What you have to do: Without the pictures, copy all the entries below exactly.

Source records:
# # #
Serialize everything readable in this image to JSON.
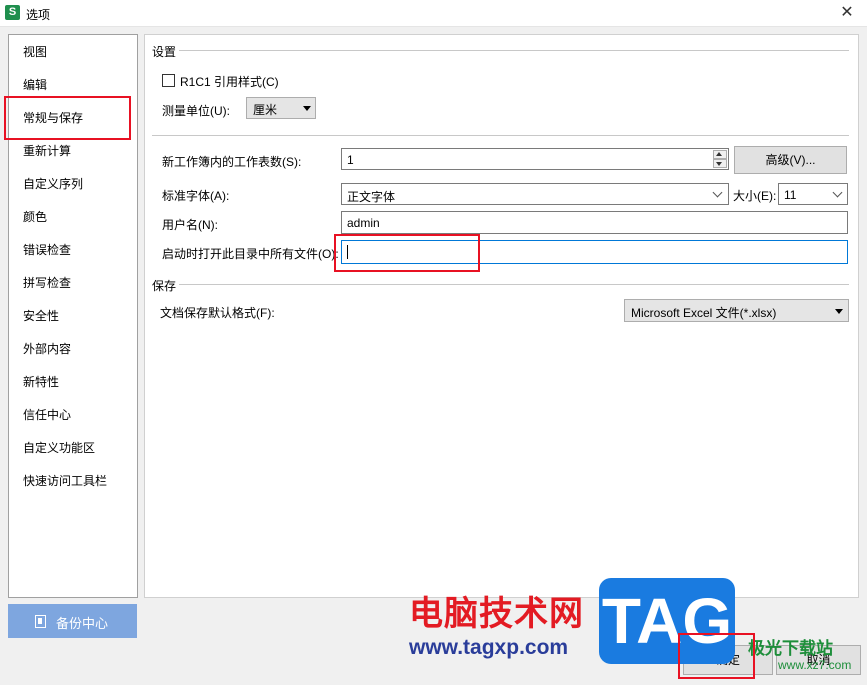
{
  "window": {
    "title": "选项",
    "app_icon_letter": "S",
    "close_glyph": "✕"
  },
  "sidebar": {
    "items": [
      {
        "label": "视图"
      },
      {
        "label": "编辑"
      },
      {
        "label": "常规与保存",
        "selected": true
      },
      {
        "label": "重新计算"
      },
      {
        "label": "自定义序列"
      },
      {
        "label": "颜色"
      },
      {
        "label": "错误检查"
      },
      {
        "label": "拼写检查"
      },
      {
        "label": "安全性"
      },
      {
        "label": "外部内容"
      },
      {
        "label": "新特性"
      },
      {
        "label": "信任中心"
      },
      {
        "label": "自定义功能区"
      },
      {
        "label": "快速访问工具栏"
      }
    ]
  },
  "backup_button": {
    "label": "备份中心",
    "icon": "backup-icon"
  },
  "settings": {
    "section_title": "设置",
    "r1c1_label": "R1C1 引用样式(C)",
    "r1c1_checked": false,
    "unit_label": "测量单位(U):",
    "unit_value": "厘米",
    "sheets_label": "新工作簿内的工作表数(S):",
    "sheets_value": "1",
    "advanced_button": "高级(V)...",
    "font_label": "标准字体(A):",
    "font_value": "正文字体",
    "size_label": "大小(E):",
    "size_value": "11",
    "username_label": "用户名(N):",
    "username_value": "admin",
    "startup_label": "启动时打开此目录中所有文件(O):",
    "startup_value": ""
  },
  "save": {
    "section_title": "保存",
    "format_label": "文档保存默认格式(F):",
    "format_value": "Microsoft Excel 文件(*.xlsx)"
  },
  "footer": {
    "ok_label": "确定",
    "cancel_label": "取消"
  },
  "watermark": {
    "site_name": "电脑技术网",
    "site_url": "www.tagxp.com",
    "logo_text": "TAG",
    "dl_name": "极光下载站",
    "dl_url": "www.xz7.com"
  },
  "colors": {
    "highlight_red": "#e81123",
    "backup_blue": "#7ea6df",
    "app_green": "#1f8f4e"
  }
}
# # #
The answer:
Serialize everything readable in this image to JSON.
{
  "window": {
    "title": "选项",
    "app_icon_letter": "S",
    "close_glyph": "✕"
  },
  "sidebar": {
    "items": [
      {
        "label": "视图"
      },
      {
        "label": "编辑"
      },
      {
        "label": "常规与保存",
        "selected": true
      },
      {
        "label": "重新计算"
      },
      {
        "label": "自定义序列"
      },
      {
        "label": "颜色"
      },
      {
        "label": "错误检查"
      },
      {
        "label": "拼写检查"
      },
      {
        "label": "安全性"
      },
      {
        "label": "外部内容"
      },
      {
        "label": "新特性"
      },
      {
        "label": "信任中心"
      },
      {
        "label": "自定义功能区"
      },
      {
        "label": "快速访问工具栏"
      }
    ]
  },
  "backup_button": {
    "label": "备份中心",
    "icon": "backup-icon"
  },
  "settings": {
    "section_title": "设置",
    "r1c1_label": "R1C1 引用样式(C)",
    "r1c1_checked": false,
    "unit_label": "测量单位(U):",
    "unit_value": "厘米",
    "sheets_label": "新工作簿内的工作表数(S):",
    "sheets_value": "1",
    "advanced_button": "高级(V)...",
    "font_label": "标准字体(A):",
    "font_value": "正文字体",
    "size_label": "大小(E):",
    "size_value": "11",
    "username_label": "用户名(N):",
    "username_value": "admin",
    "startup_label": "启动时打开此目录中所有文件(O):",
    "startup_value": ""
  },
  "save": {
    "section_title": "保存",
    "format_label": "文档保存默认格式(F):",
    "format_value": "Microsoft Excel 文件(*.xlsx)"
  },
  "footer": {
    "ok_label": "确定",
    "cancel_label": "取消"
  },
  "watermark": {
    "site_name": "电脑技术网",
    "site_url": "www.tagxp.com",
    "logo_text": "TAG",
    "dl_name": "极光下载站",
    "dl_url": "www.xz7.com"
  },
  "colors": {
    "highlight_red": "#e81123",
    "backup_blue": "#7ea6df",
    "app_green": "#1f8f4e"
  }
}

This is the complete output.